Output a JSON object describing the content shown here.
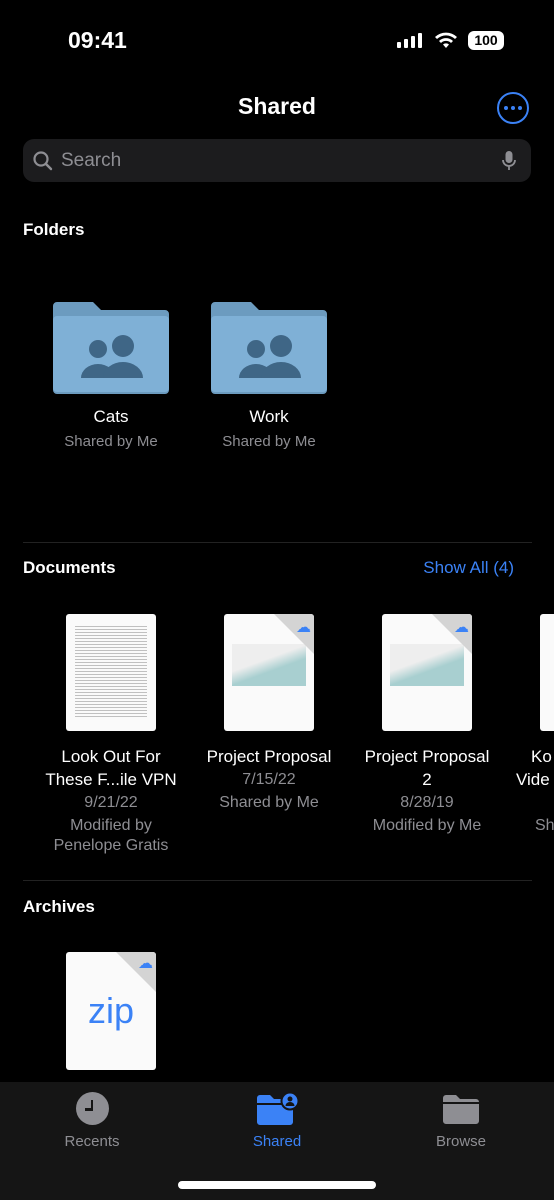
{
  "status": {
    "time": "09:41",
    "battery": "100"
  },
  "header": {
    "title": "Shared",
    "more_icon": "ellipsis-circle-icon"
  },
  "search": {
    "placeholder": "Search"
  },
  "folders": {
    "label": "Folders",
    "items": [
      {
        "name": "Cats",
        "sub": "Shared by Me"
      },
      {
        "name": "Work",
        "sub": "Shared by Me"
      }
    ]
  },
  "documents": {
    "label": "Documents",
    "show_all": "Show All (4)",
    "items": [
      {
        "line1": "Look Out For",
        "line2": "These F...ile VPN",
        "date": "9/21/22",
        "info1": "Modified by",
        "info2": "Penelope Gratis"
      },
      {
        "line1": "Project Proposal",
        "line2": "",
        "date": "7/15/22",
        "info1": "Shared by Me",
        "info2": ""
      },
      {
        "line1": "Project Proposal",
        "line2": "2",
        "date": "8/28/19",
        "info1": "Modified by Me",
        "info2": ""
      },
      {
        "line1": "Ko",
        "line2": "Vide",
        "date": "",
        "info1": "Sh",
        "info2": ""
      }
    ],
    "thumb_caption": "Project Proposal"
  },
  "archives": {
    "label": "Archives",
    "items": [
      {
        "ext": "zip"
      }
    ]
  },
  "tabs": [
    {
      "label": "Recents"
    },
    {
      "label": "Shared",
      "active": true
    },
    {
      "label": "Browse"
    }
  ],
  "colors": {
    "accent": "#3b82f6",
    "folder": "#7fb0d6"
  }
}
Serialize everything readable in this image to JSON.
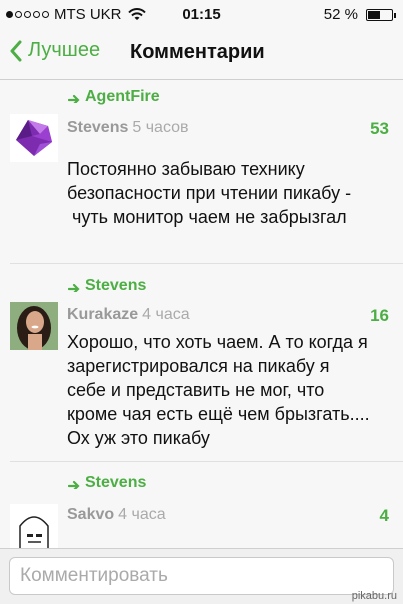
{
  "status_bar": {
    "carrier": "MTS UKR",
    "time": "01:15",
    "battery": "52 %",
    "battery_level": 0.52
  },
  "nav": {
    "back_label": "Лучшее",
    "title": "Комментарии"
  },
  "comments": [
    {
      "reply_to": "AgentFire",
      "author": "Stevens",
      "age": "5 часов",
      "score": "53",
      "lines": [
        "Постоянно забываю технику",
        "безопасности при чтении пикабу -",
        " чуть монитор чаем не забрызгал"
      ]
    },
    {
      "reply_to": "Stevens",
      "author": "Kurakaze",
      "age": "4 часа",
      "score": "16",
      "lines": [
        "Хорошо, что хоть чаем. А то когда я",
        "зарегистрировался на пикабу я",
        "себе и представить не мог, что",
        "кроме чая есть ещё чем брызгать....",
        "Ох уж это пикабу"
      ]
    },
    {
      "reply_to": "Stevens",
      "author": "Sakvo",
      "age": "4 часа",
      "score": "4",
      "lines": []
    }
  ],
  "input": {
    "placeholder": "Комментировать"
  },
  "watermark": "pikabu.ru",
  "colors": {
    "accent": "#4cae44",
    "muted": "#999999"
  }
}
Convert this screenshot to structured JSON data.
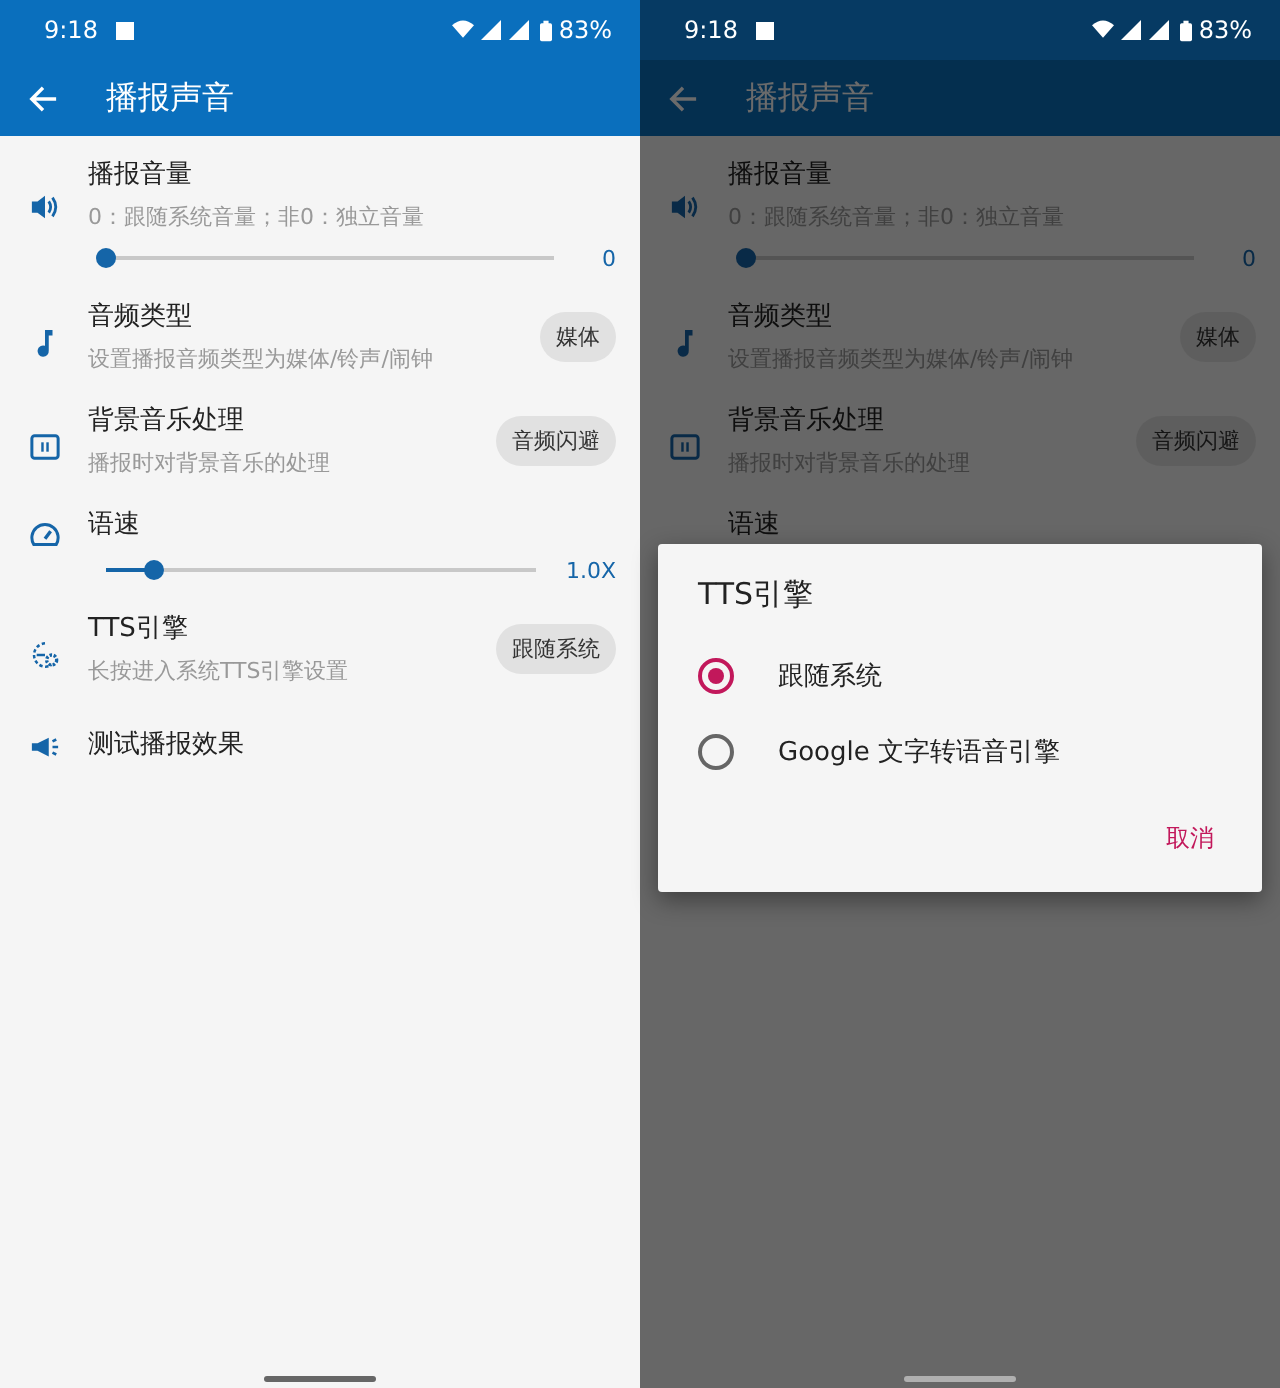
{
  "screens": [
    {
      "dimmed": false,
      "status_bar": {
        "time": "9:18",
        "battery": "83%"
      },
      "title": "播报声音",
      "settings": [
        {
          "kind": "slider",
          "title": "播报音量",
          "subtitle": "0：跟随系统音量；非0：独立音量",
          "level": 0,
          "reading": "0"
        },
        {
          "kind": "chip",
          "title": "音频类型",
          "subtitle": "设置播报音频类型为媒体/铃声/闹钟",
          "value": "媒体"
        },
        {
          "kind": "chip",
          "title": "背景音乐处理",
          "subtitle": "播报时对背景音乐的处理",
          "value": "音频闪避"
        },
        {
          "kind": "slider",
          "title": "语速",
          "level": 0.11,
          "reading": "1.0X"
        },
        {
          "kind": "chip",
          "title": "TTS引擎",
          "subtitle": "长按进入系统TTS引擎设置",
          "value": "跟随系统"
        },
        {
          "kind": "action",
          "title": "测试播报效果"
        }
      ]
    },
    {
      "dimmed": true,
      "status_bar": {
        "time": "9:18",
        "battery": "83%"
      },
      "title": "播报声音",
      "settings": [
        {
          "kind": "slider",
          "title": "播报音量",
          "subtitle": "0：跟随系统音量；非0：独立音量",
          "level": 0,
          "reading": "0"
        },
        {
          "kind": "chip",
          "title": "音频类型",
          "subtitle": "设置播报音频类型为媒体/铃声/闹钟",
          "value": "媒体"
        },
        {
          "kind": "chip",
          "title": "背景音乐处理",
          "subtitle": "播报时对背景音乐的处理",
          "value": "音频闪避"
        },
        {
          "kind": "title",
          "title": "语速"
        }
      ],
      "dialog": {
        "title": "TTS引擎",
        "options": [
          {
            "label": "跟随系统",
            "selected": true
          },
          {
            "label": "Google 文字转语音引擎",
            "selected": false
          }
        ],
        "button": "取消"
      }
    }
  ]
}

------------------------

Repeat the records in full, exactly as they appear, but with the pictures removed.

Output a JSON object describing the content shown here.
{
  "status": {
    "time": "09:41",
    "battery": "100"
  },
  "header": {
    "title": "Shared",
    "more_icon": "ellipsis-circle-icon"
  },
  "search": {
    "placeholder": "Search"
  },
  "folders": {
    "label": "Folders",
    "items": [
      {
        "name": "Cats",
        "sub": "Shared by Me"
      },
      {
        "name": "Work",
        "sub": "Shared by Me"
      }
    ]
  },
  "documents": {
    "label": "Documents",
    "show_all": "Show All (4)",
    "items": [
      {
        "line1": "Look Out For",
        "line2": "These F...ile VPN",
        "date": "9/21/22",
        "info1": "Modified by",
        "info2": "Penelope Gratis"
      },
      {
        "line1": "Project Proposal",
        "line2": "",
        "date": "7/15/22",
        "info1": "Shared by Me",
        "info2": ""
      },
      {
        "line1": "Project Proposal",
        "line2": "2",
        "date": "8/28/19",
        "info1": "Modified by Me",
        "info2": ""
      },
      {
        "line1": "Ko",
        "line2": "Vide",
        "date": "",
        "info1": "Sh",
        "info2": ""
      }
    ],
    "thumb_caption": "Project Proposal"
  },
  "archives": {
    "label": "Archives",
    "items": [
      {
        "ext": "zip"
      }
    ]
  },
  "tabs": [
    {
      "label": "Recents"
    },
    {
      "label": "Shared",
      "active": true
    },
    {
      "label": "Browse"
    }
  ],
  "colors": {
    "accent": "#3b82f6",
    "folder": "#7fb0d6"
  }
}
Serialize everything readable in this image to JSON.
{
  "status_bar": {
    "carrier": "MTS UKR",
    "time": "01:15",
    "battery": "52 %",
    "battery_level": 0.52
  },
  "nav": {
    "back_label": "Лучшее",
    "title": "Комментарии"
  },
  "comments": [
    {
      "reply_to": "AgentFire",
      "author": "Stevens",
      "age": "5 часов",
      "score": "53",
      "lines": [
        "Постоянно забываю технику",
        "безопасности при чтении пикабу -",
        " чуть монитор чаем не забрызгал"
      ]
    },
    {
      "reply_to": "Stevens",
      "author": "Kurakaze",
      "age": "4 часа",
      "score": "16",
      "lines": [
        "Хорошо, что хоть чаем. А то когда я",
        "зарегистрировался на пикабу я",
        "себе и представить не мог, что",
        "кроме чая есть ещё чем брызгать....",
        "Ох уж это пикабу"
      ]
    },
    {
      "reply_to": "Stevens",
      "author": "Sakvo",
      "age": "4 часа",
      "score": "4",
      "lines": []
    }
  ],
  "input": {
    "placeholder": "Комментировать"
  },
  "watermark": "pikabu.ru",
  "colors": {
    "accent": "#4cae44",
    "muted": "#999999"
  }
}
Convert this screenshot to structured JSON data.
{
  "screens": [
    {
      "dimmed": false,
      "status_bar": {
        "time": "9:18",
        "battery": "83%"
      },
      "title": "播报声音",
      "settings": [
        {
          "kind": "slider",
          "title": "播报音量",
          "subtitle": "0：跟随系统音量；非0：独立音量",
          "level": 0,
          "reading": "0"
        },
        {
          "kind": "chip",
          "title": "音频类型",
          "subtitle": "设置播报音频类型为媒体/铃声/闹钟",
          "value": "媒体"
        },
        {
          "kind": "chip",
          "title": "背景音乐处理",
          "subtitle": "播报时对背景音乐的处理",
          "value": "音频闪避"
        },
        {
          "kind": "slider",
          "title": "语速",
          "level": 0.11,
          "reading": "1.0X"
        },
        {
          "kind": "chip",
          "title": "TTS引擎",
          "subtitle": "长按进入系统TTS引擎设置",
          "value": "跟随系统"
        },
        {
          "kind": "action",
          "title": "测试播报效果"
        }
      ]
    },
    {
      "dimmed": true,
      "status_bar": {
        "time": "9:18",
        "battery": "83%"
      },
      "title": "播报声音",
      "settings": [
        {
          "kind": "slider",
          "title": "播报音量",
          "subtitle": "0：跟随系统音量；非0：独立音量",
          "level": 0,
          "reading": "0"
        },
        {
          "kind": "chip",
          "title": "音频类型",
          "subtitle": "设置播报音频类型为媒体/铃声/闹钟",
          "value": "媒体"
        },
        {
          "kind": "chip",
          "title": "背景音乐处理",
          "subtitle": "播报时对背景音乐的处理",
          "value": "音频闪避"
        },
        {
          "kind": "title",
          "title": "语速"
        }
      ],
      "dialog": {
        "title": "TTS引擎",
        "options": [
          {
            "label": "跟随系统",
            "selected": true
          },
          {
            "label": "Google 文字转语音引擎",
            "selected": false
          }
        ],
        "button": "取消"
      }
    }
  ]
}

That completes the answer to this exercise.